Reaching the shore of Phillips Reservoir in Oregon requires a long and dusty downhill walk these days.
Almost as long as it's ever been, in fact.
But nothing like as long as it will take to refill this largest reservoir that's wholly within Baker County, said Jeff Colton, manager of the Baker Valley Irrigation District.
After four years of drought, it probably will take two winters with deeper than average mountain snowpacks to replenish Phillips, which gathers the waters of the Powder River and several minor tributaries.
Water from the reservoir irrigates more than 30,000 acres of crops, mainly in Baker Valley.
"I'm hoping we'll start pulling out of this cycle," Colton said. "I'm ready for it."
That cycle has depleted the reservoir, which is about 17 miles southwest of Baker City, to its lowest level since 2001, and to its third-lowest volume since Mason Dam was built in the late 1960s.
As of Wednesday morning the reservoir was holding about 2,780 acre-feet of water.
That's about 4 percent of its capacity of 73,500 acre-feet.
The reservoir has been lower in the last week of September just twice — in 2001, when the volume was 2,665 acre-feet on this date, and in 1988, when it was 1,318 acre-feet.

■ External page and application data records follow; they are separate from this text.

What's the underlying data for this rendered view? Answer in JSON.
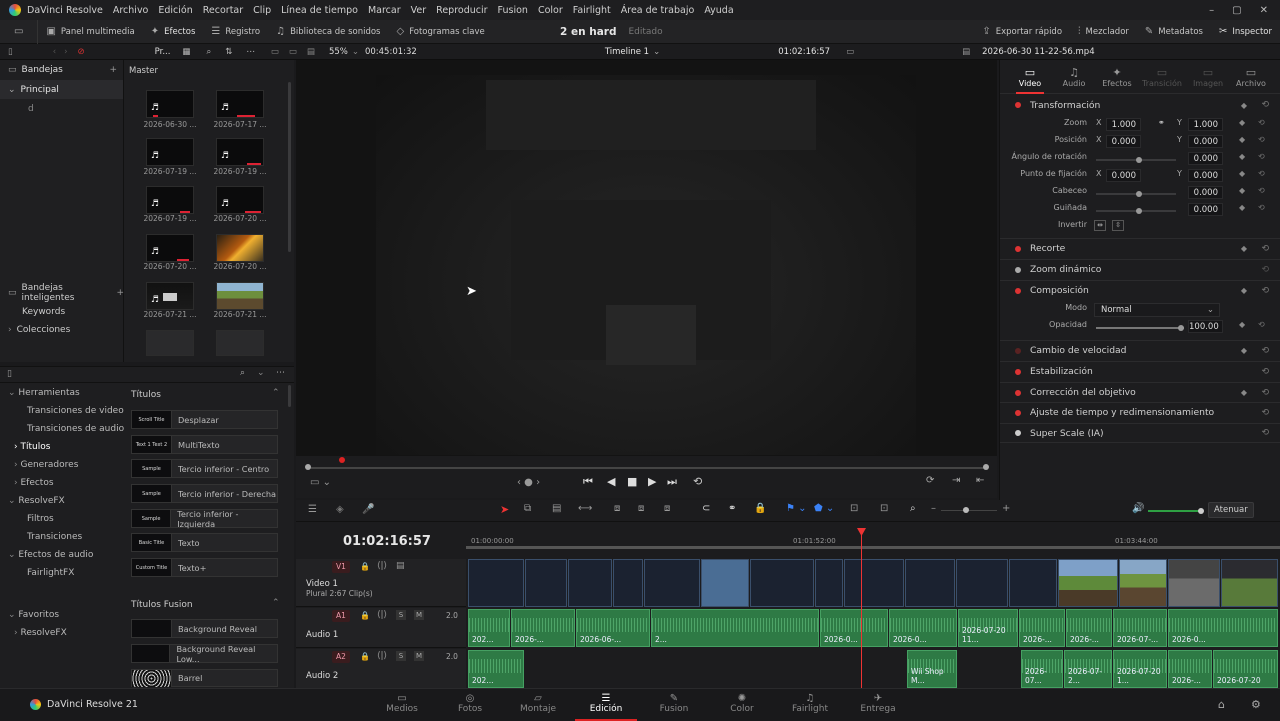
{
  "menubar": {
    "app": "DaVinci Resolve",
    "items": [
      "Archivo",
      "Edición",
      "Recortar",
      "Clip",
      "Línea de tiempo",
      "Marcar",
      "Ver",
      "Reproducir",
      "Fusion",
      "Color",
      "Fairlight",
      "Área de trabajo",
      "Ayuda"
    ]
  },
  "toolbar": {
    "media_pool": "Panel multimedia",
    "effects": "Efectos",
    "index": "Registro",
    "sound_library": "Biblioteca de sonidos",
    "keyframes": "Fotogramas clave",
    "quick_export": "Exportar rápido",
    "mixer": "Mezclador",
    "metadata": "Metadatos",
    "inspector": "Inspector"
  },
  "project": {
    "title": "2 en hard",
    "status": "Editado"
  },
  "viewerbar": {
    "sort": "Pr...",
    "zoom": "55%",
    "timecode_dur": "00:45:01:32",
    "timeline": "Timeline 1",
    "timecode": "01:02:16:57",
    "clip_name": "2026-06-30 11-22-56.mp4"
  },
  "bins": {
    "title": "Bandejas",
    "master": "Master",
    "main": "Principal",
    "sub": "d",
    "smart": "Bandejas inteligentes",
    "keywords": "Keywords",
    "collections": "Colecciones"
  },
  "clips": [
    {
      "name": "2026-06-30 ..."
    },
    {
      "name": "2026-07-17 ..."
    },
    {
      "name": "2026-07-19 ..."
    },
    {
      "name": "2026-07-19 ..."
    },
    {
      "name": "2026-07-19 ..."
    },
    {
      "name": "2026-07-20 ..."
    },
    {
      "name": "2026-07-20 ..."
    },
    {
      "name": "2026-07-20 ..."
    },
    {
      "name": "2026-07-21 ..."
    },
    {
      "name": "2026-07-21 ..."
    }
  ],
  "effects_tree": {
    "tools": "Herramientas",
    "video_trans": "Transiciones de video",
    "audio_trans": "Transiciones de audio",
    "titles": "Títulos",
    "generators": "Generadores",
    "effects": "Efectos",
    "resolvefx": "ResolveFX",
    "filters": "Filtros",
    "transitions": "Transiciones",
    "audio_fx": "Efectos de audio",
    "fairlightfx": "FairlightFX",
    "favorites": "Favoritos",
    "fav_resolvefx": "ResolveFX"
  },
  "titles": {
    "header": "Títulos",
    "items": [
      {
        "thumb": "Scroll Title",
        "name": "Desplazar"
      },
      {
        "thumb": "Text 1 Text 2",
        "name": "MultiTexto"
      },
      {
        "thumb": "Sample",
        "name": "Tercio inferior - Centro"
      },
      {
        "thumb": "Sample",
        "name": "Tercio inferior - Derecha"
      },
      {
        "thumb": "Sample",
        "name": "Tercio inferior - Izquierda"
      },
      {
        "thumb": "Basic Title",
        "name": "Texto"
      },
      {
        "thumb": "Custom Title",
        "name": "Texto+"
      }
    ],
    "fusion_header": "Títulos Fusion",
    "fusion_items": [
      {
        "name": "Background Reveal"
      },
      {
        "name": "Background Reveal Low..."
      },
      {
        "name": "Barrel"
      }
    ]
  },
  "inspector": {
    "tabs": [
      "Video",
      "Audio",
      "Efectos",
      "Transición",
      "Imagen",
      "Archivo"
    ],
    "transform": "Transformación",
    "zoom_label": "Zoom",
    "zoom_x": "1.000",
    "zoom_y": "1.000",
    "pos_label": "Posición",
    "pos_x": "0.000",
    "pos_y": "0.000",
    "rot_label": "Ángulo de rotación",
    "rot": "0.000",
    "anchor_label": "Punto de fijación",
    "anchor_x": "0.000",
    "anchor_y": "0.000",
    "pitch_label": "Cabeceo",
    "pitch": "0.000",
    "yaw_label": "Guiñada",
    "yaw": "0.000",
    "flip_label": "Invertir",
    "crop": "Recorte",
    "dyn_zoom": "Zoom dinámico",
    "composite": "Composición",
    "mode_label": "Modo",
    "mode": "Normal",
    "opacity_label": "Opacidad",
    "opacity": "100.00",
    "speed": "Cambio de velocidad",
    "stab": "Estabilización",
    "lens": "Corrección del objetivo",
    "retime": "Ajuste de tiempo y redimensionamiento",
    "superscale": "Super Scale (IA)"
  },
  "timeline": {
    "timecode": "01:02:16:57",
    "ruler": [
      "01:00:00:00",
      "01:01:52:00",
      "01:03:44:00"
    ],
    "v1_tag": "V1",
    "v1_name": "Video 1",
    "v1_info": "Plural 2:67 Clip(s)",
    "a1_tag": "A1",
    "a1_name": "Audio 1",
    "a2_tag": "A2",
    "a2_name": "Audio 2",
    "level": "2.0",
    "solo": "S",
    "mute": "M",
    "attenuate": "Atenuar",
    "a1_clips": [
      "202...",
      "2026-...",
      "2026-06-...",
      "2...",
      "2026-0...",
      "2026-0...",
      "2026-07-20 11...",
      "2026-...",
      "2026-...",
      "2026-07-...",
      "2026-0..."
    ],
    "a2_clips": [
      "202...",
      "Wii Shop M...",
      "2026-07...",
      "2026-07-2...",
      "2026-07-20 1...",
      "2026-...",
      "2026-07-20"
    ]
  },
  "pages": [
    "Medios",
    "Fotos",
    "Montaje",
    "Edición",
    "Fusion",
    "Color",
    "Fairlight",
    "Entrega"
  ],
  "footer": {
    "brand": "DaVinci Resolve 21"
  }
}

Mark Ward, who with his brother, Craig, raises potatoes, wheat, alfalfa and peppermint on their family's farm in Baker Valley, said the current drought is the worst he's seen since he graduated from college in 1979.
"Maybe a single year was worse, but this is prolonged," Ward said.
With the reservoir failing to reach even half full this spring, the irrigation district was able to dole out much less water than is available during a year when Phillips refills — 1.25 acre-feet of water per acre of land, as compared with 3.5 acre-feet.
Ward said the water shortage forced his family to leave about 15 percent of its acreage fallow.
Nor was the scarcity of water from Phillips Reservoir the only challenge this year.
Rainfall, too, was scanty during the growing season.
Rain totals have been below average every month this year except July.
Even if precipitation during October, November and December is average, 2016 will be the second-driest year on record at the airport, where statistics date to 1943.
Only 2002, when precipitation totaled 5.63 inches, would be drier.
The annual average at the airport is 10.15 inches.
Barring an abnormally soggy autumn, 2016 will be the fourth year in the past five that's drier than usual.
And although the amount of water in Phillips Reservoir is influenced more by the snowpack in the Elkhorn Mountains than by rainfall in Baker Valley, there is a correlation.